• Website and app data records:
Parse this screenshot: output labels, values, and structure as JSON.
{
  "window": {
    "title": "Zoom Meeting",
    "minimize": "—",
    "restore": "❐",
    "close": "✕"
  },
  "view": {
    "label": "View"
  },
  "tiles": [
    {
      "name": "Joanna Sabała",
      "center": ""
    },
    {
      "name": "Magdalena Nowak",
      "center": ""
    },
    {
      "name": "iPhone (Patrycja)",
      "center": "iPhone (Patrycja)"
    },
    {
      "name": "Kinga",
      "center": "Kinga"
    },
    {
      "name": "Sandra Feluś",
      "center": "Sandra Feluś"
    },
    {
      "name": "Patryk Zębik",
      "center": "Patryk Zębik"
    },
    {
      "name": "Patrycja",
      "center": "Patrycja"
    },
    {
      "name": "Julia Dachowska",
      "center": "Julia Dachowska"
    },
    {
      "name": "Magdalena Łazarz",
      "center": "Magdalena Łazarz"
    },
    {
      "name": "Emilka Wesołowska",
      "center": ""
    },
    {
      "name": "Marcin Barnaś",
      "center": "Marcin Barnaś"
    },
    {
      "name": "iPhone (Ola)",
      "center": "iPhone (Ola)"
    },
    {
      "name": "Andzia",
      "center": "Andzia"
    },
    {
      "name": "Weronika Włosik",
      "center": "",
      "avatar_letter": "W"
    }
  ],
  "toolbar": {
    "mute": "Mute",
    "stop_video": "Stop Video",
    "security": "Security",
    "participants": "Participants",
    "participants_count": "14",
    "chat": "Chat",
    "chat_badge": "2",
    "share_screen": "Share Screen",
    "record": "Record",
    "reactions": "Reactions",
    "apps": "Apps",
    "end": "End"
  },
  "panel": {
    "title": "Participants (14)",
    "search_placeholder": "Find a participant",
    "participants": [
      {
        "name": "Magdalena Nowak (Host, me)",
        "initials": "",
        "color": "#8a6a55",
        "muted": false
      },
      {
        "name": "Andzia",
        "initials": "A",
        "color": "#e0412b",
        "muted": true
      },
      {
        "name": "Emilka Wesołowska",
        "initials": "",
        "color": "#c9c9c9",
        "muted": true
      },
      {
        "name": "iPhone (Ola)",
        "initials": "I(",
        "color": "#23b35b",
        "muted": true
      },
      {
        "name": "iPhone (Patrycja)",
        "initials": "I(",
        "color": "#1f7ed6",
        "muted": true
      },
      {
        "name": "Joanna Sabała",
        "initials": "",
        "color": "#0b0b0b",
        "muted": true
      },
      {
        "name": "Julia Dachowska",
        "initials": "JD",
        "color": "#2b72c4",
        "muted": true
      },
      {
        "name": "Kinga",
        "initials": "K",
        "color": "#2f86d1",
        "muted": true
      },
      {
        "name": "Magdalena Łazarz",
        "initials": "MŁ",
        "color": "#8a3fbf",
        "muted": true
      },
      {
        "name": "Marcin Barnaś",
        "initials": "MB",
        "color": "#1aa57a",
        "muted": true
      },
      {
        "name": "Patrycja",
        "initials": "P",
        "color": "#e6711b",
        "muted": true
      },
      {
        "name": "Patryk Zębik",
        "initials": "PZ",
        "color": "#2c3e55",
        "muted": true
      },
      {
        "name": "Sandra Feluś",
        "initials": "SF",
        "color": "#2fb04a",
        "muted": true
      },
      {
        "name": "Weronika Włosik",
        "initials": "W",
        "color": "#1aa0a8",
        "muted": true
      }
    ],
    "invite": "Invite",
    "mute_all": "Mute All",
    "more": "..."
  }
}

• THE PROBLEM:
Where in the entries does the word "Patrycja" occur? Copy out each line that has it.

• ANSWER TO THIS PROBLEM:
      "name": "iPhone (Patrycja)",
      "center": "iPhone (Patrycja)"
      "name": "Patrycja",
      "center": "Patrycja"
        "name": "iPhone (Patrycja)",
        "name": "Patrycja",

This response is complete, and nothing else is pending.